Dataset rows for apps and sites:
● ● ● ● ●

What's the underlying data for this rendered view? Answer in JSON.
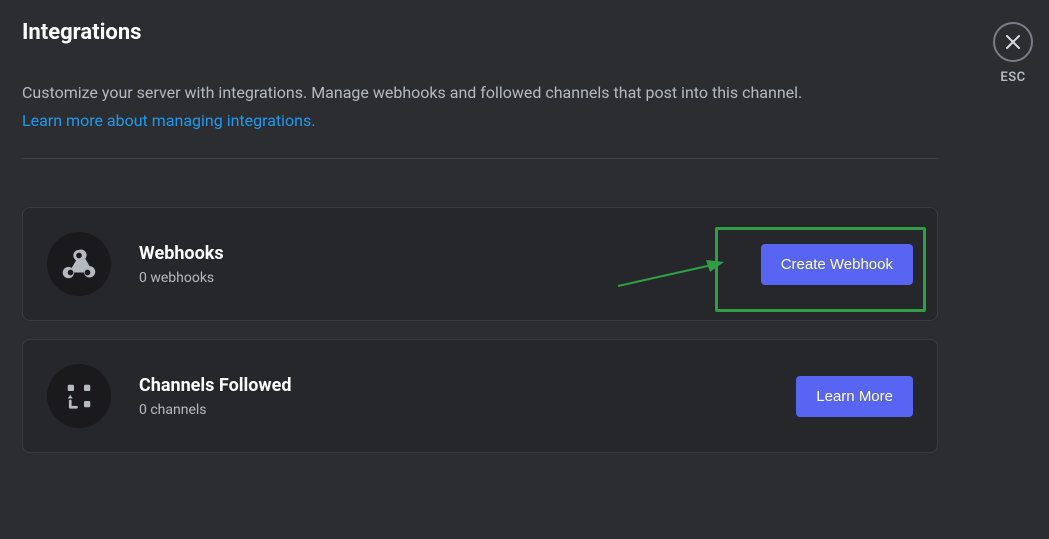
{
  "page": {
    "title": "Integrations",
    "subtitle": "Customize your server with integrations. Manage webhooks and followed channels that post into this channel.",
    "learn_link": "Learn more about managing integrations."
  },
  "close": {
    "esc_label": "ESC"
  },
  "cards": {
    "webhooks": {
      "title": "Webhooks",
      "subtitle": "0 webhooks",
      "button": "Create Webhook"
    },
    "channels_followed": {
      "title": "Channels Followed",
      "subtitle": "0 channels",
      "button": "Learn More"
    }
  },
  "annotation": {
    "highlight_color": "#2ea043",
    "arrow_color": "#2ea043"
  }
}
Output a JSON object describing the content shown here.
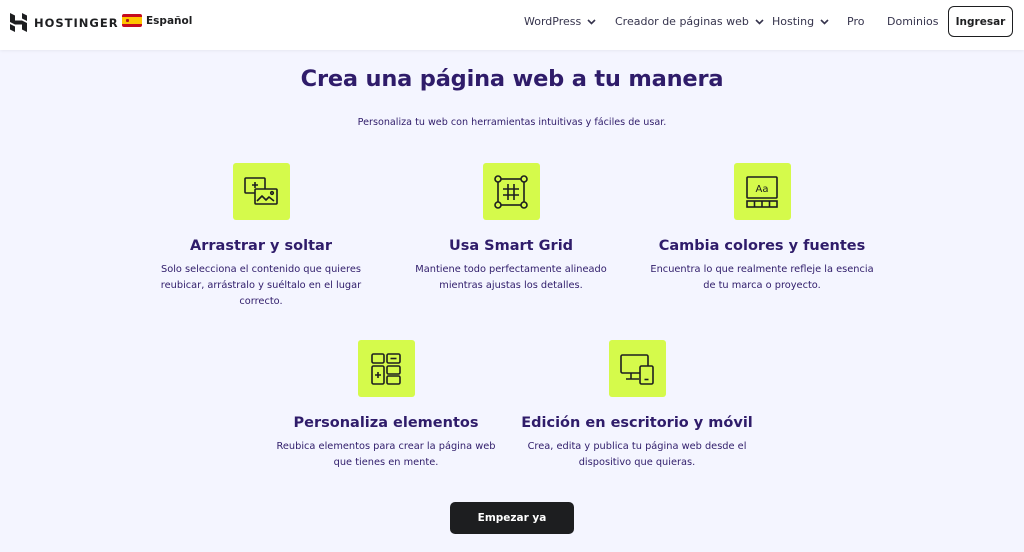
{
  "navbar": {
    "brand": "HOSTINGER",
    "language": "Español",
    "items": [
      {
        "label": "WordPress",
        "has_dropdown": true
      },
      {
        "label": "Creador de páginas web",
        "has_dropdown": true
      },
      {
        "label": "Hosting",
        "has_dropdown": true
      },
      {
        "label": "Pro",
        "has_dropdown": false
      },
      {
        "label": "Dominios",
        "has_dropdown": false
      }
    ],
    "login_label": "Ingresar"
  },
  "hero": {
    "title": "Crea una página web a tu manera",
    "subtitle": "Personaliza tu web con herramientas intuitivas y fáciles de usar."
  },
  "features": [
    {
      "icon": "drag-drop-images-icon",
      "title": "Arrastrar y soltar",
      "description": "Solo selecciona el contenido que quieres reubicar, arrástralo y suéltalo en el lugar correcto."
    },
    {
      "icon": "smart-grid-icon",
      "title": "Usa Smart Grid",
      "description": "Mantiene todo perfectamente alineado mientras ajustas los detalles."
    },
    {
      "icon": "fonts-colors-icon",
      "title": "Cambia colores y fuentes",
      "description": "Encuentra lo que realmente refleje la esencia de tu marca o proyecto."
    },
    {
      "icon": "layout-elements-icon",
      "title": "Personaliza elementos",
      "description": "Reubica elementos para crear la página web que tienes en mente."
    },
    {
      "icon": "desktop-mobile-icon",
      "title": "Edición en escritorio y móvil",
      "description": "Crea, edita y publica tu página web desde el dispositivo que quieras."
    }
  ],
  "cta": {
    "label": "Empezar ya"
  },
  "colors": {
    "accent": "#d5fa4b",
    "heading": "#2f1c6a",
    "dark": "#1d1e20",
    "background": "#f4f5ff"
  }
}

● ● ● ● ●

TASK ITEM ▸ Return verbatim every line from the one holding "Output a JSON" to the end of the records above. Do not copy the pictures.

WRITTEN REPLY ▸
Output a JSON object describing the content shown here.
{
  "navbar": {
    "brand": "HOSTINGER",
    "language": "Español",
    "items": [
      {
        "label": "WordPress",
        "has_dropdown": true
      },
      {
        "label": "Creador de páginas web",
        "has_dropdown": true
      },
      {
        "label": "Hosting",
        "has_dropdown": true
      },
      {
        "label": "Pro",
        "has_dropdown": false
      },
      {
        "label": "Dominios",
        "has_dropdown": false
      }
    ],
    "login_label": "Ingresar"
  },
  "hero": {
    "title": "Crea una página web a tu manera",
    "subtitle": "Personaliza tu web con herramientas intuitivas y fáciles de usar."
  },
  "features": [
    {
      "icon": "drag-drop-images-icon",
      "title": "Arrastrar y soltar",
      "description": "Solo selecciona el contenido que quieres reubicar, arrástralo y suéltalo en el lugar correcto."
    },
    {
      "icon": "smart-grid-icon",
      "title": "Usa Smart Grid",
      "description": "Mantiene todo perfectamente alineado mientras ajustas los detalles."
    },
    {
      "icon": "fonts-colors-icon",
      "title": "Cambia colores y fuentes",
      "description": "Encuentra lo que realmente refleje la esencia de tu marca o proyecto."
    },
    {
      "icon": "layout-elements-icon",
      "title": "Personaliza elementos",
      "description": "Reubica elementos para crear la página web que tienes en mente."
    },
    {
      "icon": "desktop-mobile-icon",
      "title": "Edición en escritorio y móvil",
      "description": "Crea, edita y publica tu página web desde el dispositivo que quieras."
    }
  ],
  "cta": {
    "label": "Empezar ya"
  },
  "colors": {
    "accent": "#d5fa4b",
    "heading": "#2f1c6a",
    "dark": "#1d1e20",
    "background": "#f4f5ff"
  }
}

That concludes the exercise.